Theiling Online    Sitemap    Conlang Mailing List HQ   

Re: Tendencies of Sound Changes?

From:Roger Mills <rfmilly@...>
Date:Saturday, April 1, 2006, 18:55
John Vertical wrote:
> I'd say that languages have actual shifts and groups of languages have > tendencies.
Good. Another change that's very common: s > h (>0)
> > Anyway ... sounds shifts always require a context. Yes, medial voicing is > more likely than medial devoicing; but what about elsewhere? Devoicing > might > be preferred in global shifts...
At least in terms of one, that's true: in the development from Proto Austronesian > Proto Oceanic, all vd/vl pairs of stops > vl. (and all nasal+stop NC also > N+vl.stop).
> One thing that's fairly safe to say is that out of the six "basic stops", > only /p g/ are prone to loss by fricativization.
I think we could enlarge that to labial and velar stops generally /p b k g/. Interestingly, in Jakobsonian distinctive feature notation, these form a "natural class" in that all are [+grave]. Again, in many AN subgroups in Indonesia, we have p > f > h > 0, b > B or w (> h/0 in one area I know of), k > ? > 0; while g tends to merge either with k or sometimes with N. Another phenomenon in SE Asian languages is the gradual loss of final consonants-- Matisoff called it a "continuum of consonantal attrition" w.r.t. the Sino-Tibetan langs. he was working with; it's also evident in Austronesian: Formosa/Philippines: final vd/vl stops Malay and many Indo. langs: only final vl. Moluccas: only vl, with *p/k tending > ? --Moluccan subgroups some only t,?, others all > 0 Some subgoups (on Sulawesi, non-Moluccan) also all > 0, but often retained in suffixes Proto Oceanic only ptk (with various survivals in Melanesia, but lost ~retained in suffixes by the time of Fiji/Polynesian. Similar developments of the other possible finals (r,l,s, the nasals). I can't think of anything similar in the IE area; of course that's because stem-final C were protected by suffixes.

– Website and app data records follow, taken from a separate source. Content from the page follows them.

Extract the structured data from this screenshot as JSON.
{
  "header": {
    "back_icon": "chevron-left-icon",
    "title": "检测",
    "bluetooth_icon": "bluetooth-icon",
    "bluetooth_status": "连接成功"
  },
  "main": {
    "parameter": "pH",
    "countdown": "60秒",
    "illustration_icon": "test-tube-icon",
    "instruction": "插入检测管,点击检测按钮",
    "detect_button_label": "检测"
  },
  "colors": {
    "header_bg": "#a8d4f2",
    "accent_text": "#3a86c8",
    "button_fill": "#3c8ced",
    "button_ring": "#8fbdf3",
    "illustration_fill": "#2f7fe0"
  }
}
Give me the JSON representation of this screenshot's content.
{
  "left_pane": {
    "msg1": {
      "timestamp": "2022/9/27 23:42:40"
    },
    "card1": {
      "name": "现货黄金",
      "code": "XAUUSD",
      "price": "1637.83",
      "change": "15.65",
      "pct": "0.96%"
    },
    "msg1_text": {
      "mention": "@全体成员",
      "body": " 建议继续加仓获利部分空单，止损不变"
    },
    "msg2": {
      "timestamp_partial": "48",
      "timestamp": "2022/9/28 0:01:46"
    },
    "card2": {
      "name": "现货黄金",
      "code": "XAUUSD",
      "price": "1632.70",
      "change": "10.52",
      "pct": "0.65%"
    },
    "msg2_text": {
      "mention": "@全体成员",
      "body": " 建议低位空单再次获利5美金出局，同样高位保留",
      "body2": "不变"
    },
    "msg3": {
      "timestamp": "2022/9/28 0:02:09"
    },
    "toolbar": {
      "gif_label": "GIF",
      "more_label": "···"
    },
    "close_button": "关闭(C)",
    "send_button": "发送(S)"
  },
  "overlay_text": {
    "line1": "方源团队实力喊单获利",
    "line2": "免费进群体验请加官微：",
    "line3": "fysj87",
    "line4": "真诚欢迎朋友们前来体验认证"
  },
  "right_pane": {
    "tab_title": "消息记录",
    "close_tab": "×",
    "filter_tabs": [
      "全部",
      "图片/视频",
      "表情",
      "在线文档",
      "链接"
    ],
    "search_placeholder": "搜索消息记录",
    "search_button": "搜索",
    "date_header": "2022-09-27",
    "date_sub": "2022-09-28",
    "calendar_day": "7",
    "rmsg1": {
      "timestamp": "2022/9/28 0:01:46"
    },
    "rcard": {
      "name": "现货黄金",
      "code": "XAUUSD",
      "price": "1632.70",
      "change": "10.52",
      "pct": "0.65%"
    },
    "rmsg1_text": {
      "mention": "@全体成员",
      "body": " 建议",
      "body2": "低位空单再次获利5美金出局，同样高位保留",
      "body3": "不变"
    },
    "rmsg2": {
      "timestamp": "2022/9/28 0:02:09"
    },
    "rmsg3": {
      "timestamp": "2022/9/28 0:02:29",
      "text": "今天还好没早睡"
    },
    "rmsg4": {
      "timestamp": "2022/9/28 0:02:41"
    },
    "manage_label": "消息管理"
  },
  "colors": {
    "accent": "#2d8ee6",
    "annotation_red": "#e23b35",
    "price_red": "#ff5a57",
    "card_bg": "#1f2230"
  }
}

In the Asian case, the final C has very low functional load, consequently is prone to loss.


John Vertical <johnvertical@...>